| GOAL OF THE EXERCISE |
Output every line below exactly.

=== Begin Enclosure ===

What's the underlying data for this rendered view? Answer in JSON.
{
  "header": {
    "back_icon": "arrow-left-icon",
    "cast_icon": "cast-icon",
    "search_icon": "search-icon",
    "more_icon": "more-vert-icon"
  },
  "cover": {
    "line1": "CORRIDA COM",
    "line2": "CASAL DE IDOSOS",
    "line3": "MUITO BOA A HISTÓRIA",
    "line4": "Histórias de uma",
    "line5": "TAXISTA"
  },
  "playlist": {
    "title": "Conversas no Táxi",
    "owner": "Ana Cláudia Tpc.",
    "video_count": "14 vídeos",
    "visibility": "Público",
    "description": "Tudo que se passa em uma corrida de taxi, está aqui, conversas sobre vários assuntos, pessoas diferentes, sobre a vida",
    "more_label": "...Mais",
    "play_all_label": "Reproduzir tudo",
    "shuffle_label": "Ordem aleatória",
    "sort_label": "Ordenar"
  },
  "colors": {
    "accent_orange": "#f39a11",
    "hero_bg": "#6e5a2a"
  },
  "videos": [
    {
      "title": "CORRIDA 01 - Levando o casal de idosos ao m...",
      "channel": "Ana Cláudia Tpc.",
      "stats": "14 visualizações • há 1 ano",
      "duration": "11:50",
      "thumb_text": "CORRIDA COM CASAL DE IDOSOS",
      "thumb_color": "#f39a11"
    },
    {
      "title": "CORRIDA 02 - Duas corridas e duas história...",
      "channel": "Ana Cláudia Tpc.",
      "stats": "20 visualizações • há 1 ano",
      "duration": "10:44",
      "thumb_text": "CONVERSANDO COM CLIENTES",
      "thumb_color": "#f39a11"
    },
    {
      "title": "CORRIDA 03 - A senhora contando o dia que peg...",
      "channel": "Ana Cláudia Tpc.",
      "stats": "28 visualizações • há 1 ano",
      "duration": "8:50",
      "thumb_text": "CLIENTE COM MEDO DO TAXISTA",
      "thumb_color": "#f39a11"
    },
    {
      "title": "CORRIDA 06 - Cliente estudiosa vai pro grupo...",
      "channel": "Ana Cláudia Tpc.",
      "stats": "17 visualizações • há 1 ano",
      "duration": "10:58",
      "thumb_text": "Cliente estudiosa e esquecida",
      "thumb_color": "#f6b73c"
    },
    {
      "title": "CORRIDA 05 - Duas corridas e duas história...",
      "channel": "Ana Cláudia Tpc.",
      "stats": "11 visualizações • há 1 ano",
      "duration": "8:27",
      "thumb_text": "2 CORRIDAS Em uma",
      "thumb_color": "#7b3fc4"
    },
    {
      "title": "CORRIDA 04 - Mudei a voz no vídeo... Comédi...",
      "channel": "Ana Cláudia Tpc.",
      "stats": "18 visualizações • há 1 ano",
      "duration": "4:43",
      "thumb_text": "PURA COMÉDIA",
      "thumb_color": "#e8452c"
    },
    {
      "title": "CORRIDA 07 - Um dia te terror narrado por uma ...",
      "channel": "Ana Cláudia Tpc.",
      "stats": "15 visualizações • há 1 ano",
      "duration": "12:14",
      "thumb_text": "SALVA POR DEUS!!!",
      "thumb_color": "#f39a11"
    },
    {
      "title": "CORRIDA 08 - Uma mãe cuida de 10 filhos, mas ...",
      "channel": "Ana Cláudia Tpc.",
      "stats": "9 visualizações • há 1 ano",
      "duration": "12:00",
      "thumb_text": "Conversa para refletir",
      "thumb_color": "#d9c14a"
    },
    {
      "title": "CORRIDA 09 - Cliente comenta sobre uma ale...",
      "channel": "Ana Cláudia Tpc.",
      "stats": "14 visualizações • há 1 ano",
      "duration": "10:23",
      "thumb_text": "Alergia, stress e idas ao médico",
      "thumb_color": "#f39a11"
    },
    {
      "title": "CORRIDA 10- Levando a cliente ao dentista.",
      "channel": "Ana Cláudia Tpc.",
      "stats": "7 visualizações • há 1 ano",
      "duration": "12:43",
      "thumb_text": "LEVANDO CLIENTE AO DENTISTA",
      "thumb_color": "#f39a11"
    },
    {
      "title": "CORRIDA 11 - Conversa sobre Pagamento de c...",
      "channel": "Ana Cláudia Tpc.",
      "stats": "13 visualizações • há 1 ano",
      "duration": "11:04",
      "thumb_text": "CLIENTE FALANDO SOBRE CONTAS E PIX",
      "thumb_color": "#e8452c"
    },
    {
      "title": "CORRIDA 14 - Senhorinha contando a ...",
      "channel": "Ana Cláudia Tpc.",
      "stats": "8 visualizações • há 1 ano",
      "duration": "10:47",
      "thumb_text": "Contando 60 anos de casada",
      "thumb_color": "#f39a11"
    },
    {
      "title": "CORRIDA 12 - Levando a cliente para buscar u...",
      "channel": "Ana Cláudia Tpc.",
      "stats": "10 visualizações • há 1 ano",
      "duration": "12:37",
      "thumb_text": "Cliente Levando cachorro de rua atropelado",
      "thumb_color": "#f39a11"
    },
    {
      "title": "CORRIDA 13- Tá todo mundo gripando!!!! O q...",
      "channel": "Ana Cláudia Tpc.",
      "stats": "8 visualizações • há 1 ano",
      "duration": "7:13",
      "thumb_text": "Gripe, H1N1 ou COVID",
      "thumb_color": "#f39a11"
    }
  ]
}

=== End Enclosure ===

| RESPONSE FOR THIS EXERCISE |
What's the underlying data for this rendered view? Answer in JSON.
{
  "header": {
    "back_icon": "arrow-left-icon",
    "cast_icon": "cast-icon",
    "search_icon": "search-icon",
    "more_icon": "more-vert-icon"
  },
  "cover": {
    "line1": "CORRIDA COM",
    "line2": "CASAL DE IDOSOS",
    "line3": "MUITO BOA A HISTÓRIA",
    "line4": "Histórias de uma",
    "line5": "TAXISTA"
  },
  "playlist": {
    "title": "Conversas no Táxi",
    "owner": "Ana Cláudia Tpc.",
    "video_count": "14 vídeos",
    "visibility": "Público",
    "description": "Tudo que se passa em uma corrida de taxi, está aqui, conversas sobre vários assuntos, pessoas diferentes, sobre a vida",
    "more_label": "...Mais",
    "play_all_label": "Reproduzir tudo",
    "shuffle_label": "Ordem aleatória",
    "sort_label": "Ordenar"
  },
  "colors": {
    "accent_orange": "#f39a11",
    "hero_bg": "#6e5a2a"
  },
  "videos": [
    {
      "title": "CORRIDA 01 - Levando o casal de idosos ao m...",
      "channel": "Ana Cláudia Tpc.",
      "stats": "14 visualizações • há 1 ano",
      "duration": "11:50",
      "thumb_text": "CORRIDA COM CASAL DE IDOSOS",
      "thumb_color": "#f39a11"
    },
    {
      "title": "CORRIDA 02 - Duas corridas e duas história...",
      "channel": "Ana Cláudia Tpc.",
      "stats": "20 visualizações • há 1 ano",
      "duration": "10:44",
      "thumb_text": "CONVERSANDO COM CLIENTES",
      "thumb_color": "#f39a11"
    },
    {
      "title": "CORRIDA 03 - A senhora contando o dia que peg...",
      "channel": "Ana Cláudia Tpc.",
      "stats": "28 visualizações • há 1 ano",
      "duration": "8:50",
      "thumb_text": "CLIENTE COM MEDO DO TAXISTA",
      "thumb_color": "#f39a11"
    },
    {
      "title": "CORRIDA 06 - Cliente estudiosa vai pro grupo...",
      "channel": "Ana Cláudia Tpc.",
      "stats": "17 visualizações • há 1 ano",
      "duration": "10:58",
      "thumb_text": "Cliente estudiosa e esquecida",
      "thumb_color": "#f6b73c"
    },
    {
      "title": "CORRIDA 05 - Duas corridas e duas história...",
      "channel": "Ana Cláudia Tpc.",
      "stats": "11 visualizações • há 1 ano",
      "duration": "8:27",
      "thumb_text": "2 CORRIDAS Em uma",
      "thumb_color": "#7b3fc4"
    },
    {
      "title": "CORRIDA 04 - Mudei a voz no vídeo... Comédi...",
      "channel": "Ana Cláudia Tpc.",
      "stats": "18 visualizações • há 1 ano",
      "duration": "4:43",
      "thumb_text": "PURA COMÉDIA",
      "thumb_color": "#e8452c"
    },
    {
      "title": "CORRIDA 07 - Um dia te terror narrado por uma ...",
      "channel": "Ana Cláudia Tpc.",
      "stats": "15 visualizações • há 1 ano",
      "duration": "12:14",
      "thumb_text": "SALVA POR DEUS!!!",
      "thumb_color": "#f39a11"
    },
    {
      "title": "CORRIDA 08 - Uma mãe cuida de 10 filhos, mas ...",
      "channel": "Ana Cláudia Tpc.",
      "stats": "9 visualizações • há 1 ano",
      "duration": "12:00",
      "thumb_text": "Conversa para refletir",
      "thumb_color": "#d9c14a"
    },
    {
      "title": "CORRIDA 09 - Cliente comenta sobre uma ale...",
      "channel": "Ana Cláudia Tpc.",
      "stats": "14 visualizações • há 1 ano",
      "duration": "10:23",
      "thumb_text": "Alergia, stress e idas ao médico",
      "thumb_color": "#f39a11"
    },
    {
      "title": "CORRIDA 10- Levando a cliente ao dentista.",
      "channel": "Ana Cláudia Tpc.",
      "stats": "7 visualizações • há 1 ano",
      "duration": "12:43",
      "thumb_text": "LEVANDO CLIENTE AO DENTISTA",
      "thumb_color": "#f39a11"
    },
    {
      "title": "CORRIDA 11 - Conversa sobre Pagamento de c...",
      "channel": "Ana Cláudia Tpc.",
      "stats": "13 visualizações • há 1 ano",
      "duration": "11:04",
      "thumb_text": "CLIENTE FALANDO SOBRE CONTAS E PIX",
      "thumb_color": "#e8452c"
    },
    {
      "title": "CORRIDA 14 - Senhorinha contando a ...",
      "channel": "Ana Cláudia Tpc.",
      "stats": "8 visualizações • há 1 ano",
      "duration": "10:47",
      "thumb_text": "Contando 60 anos de casada",
      "thumb_color": "#f39a11"
    },
    {
      "title": "CORRIDA 12 - Levando a cliente para buscar u...",
      "channel": "Ana Cláudia Tpc.",
      "stats": "10 visualizações • há 1 ano",
      "duration": "12:37",
      "thumb_text": "Cliente Levando cachorro de rua atropelado",
      "thumb_color": "#f39a11"
    },
    {
      "title": "CORRIDA 13- Tá todo mundo gripando!!!! O q...",
      "channel": "Ana Cláudia Tpc.",
      "stats": "8 visualizações • há 1 ano",
      "duration": "7:13",
      "thumb_text": "Gripe, H1N1 ou COVID",
      "thumb_color": "#f39a11"
    }
  ]
}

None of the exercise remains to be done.